BBC's Chris Packham distorts true picture about hen harriers in latest article in The Sun
Updated: Feb 16
[Chris Packham's article in The Sun, which also misidentifies the bird in question]
Chris Packham is branching out beyond his traditional BBC Springwatch audience and is now attempting to preach his message to the readers of the Britain’s most popular newspaper, The Sun.
Although the audiences might be different, Packham’s effort to distort the truth with a selection of cherry picked statistics to fulfil his malign agenda against moorland communities remains.
Writing in today’s Sun, Packham claims that: ‘Hen Harriers are down 39% in 12 years.’
He goes on to write, ‘there is strong evidence that hen harriers are being poisoned, trapped and shot by the grouse-shooting industry.’
The reality in fact is anything but – as Packham knows only too well. Yes, there have been incidents of historic persecution against hen harriers, however their plight has transformed almost unrecognisably in recent years.
In fact, rather than risk extinction, hen harriers have enjoyed an 800% increase in the numbers of chicks fledged in the last four years.
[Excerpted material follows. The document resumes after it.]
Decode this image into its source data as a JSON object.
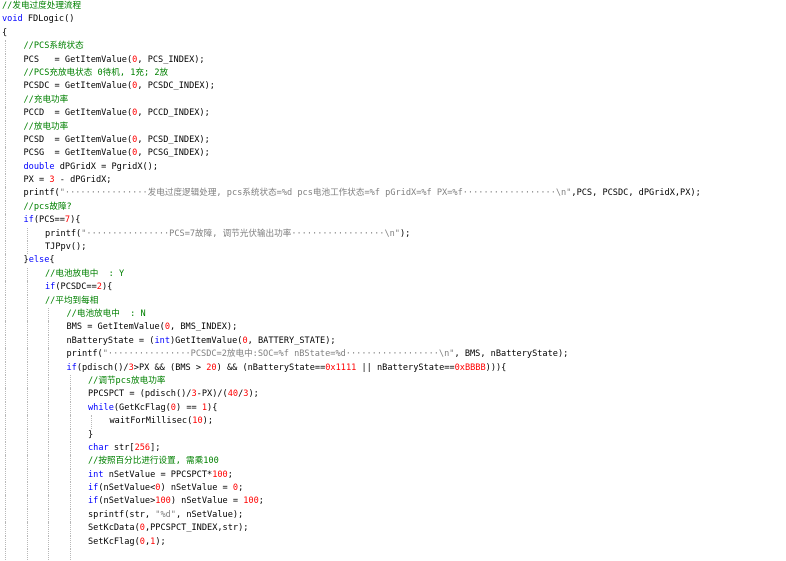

However Packham conveniently chose to ignore these clear facts as it would not have suited his ultimate agenda.
What makes Packham's distortion of the truth even more frustrating and disappointing is that it undermines the very real problem of the decline in numbers of other species – including hedgehogs, red squirrels and chaffinches – that Packham mentions.
Anyone with a garden will not be surprised to read about the decline in chaffinch numbers – and indeed it is hard to be shocked by their plummeting numbers when there has been such an enormous increase in bird of prey numbers across the country. Whatever your views on conservation, it is impossible to ignore the fact that there is a strong correlation between the rise of predator species and the collapse in other prey species, which cannot be stopped without management.
Finally, it was also notable that Packham chose to ignore red listed birds such as curlews, on his 'risk list'. I'm sure it was just a forgetful moment, rather than an unwillingness to recognise that the only place curlews are thriving is on our managed grouse moors.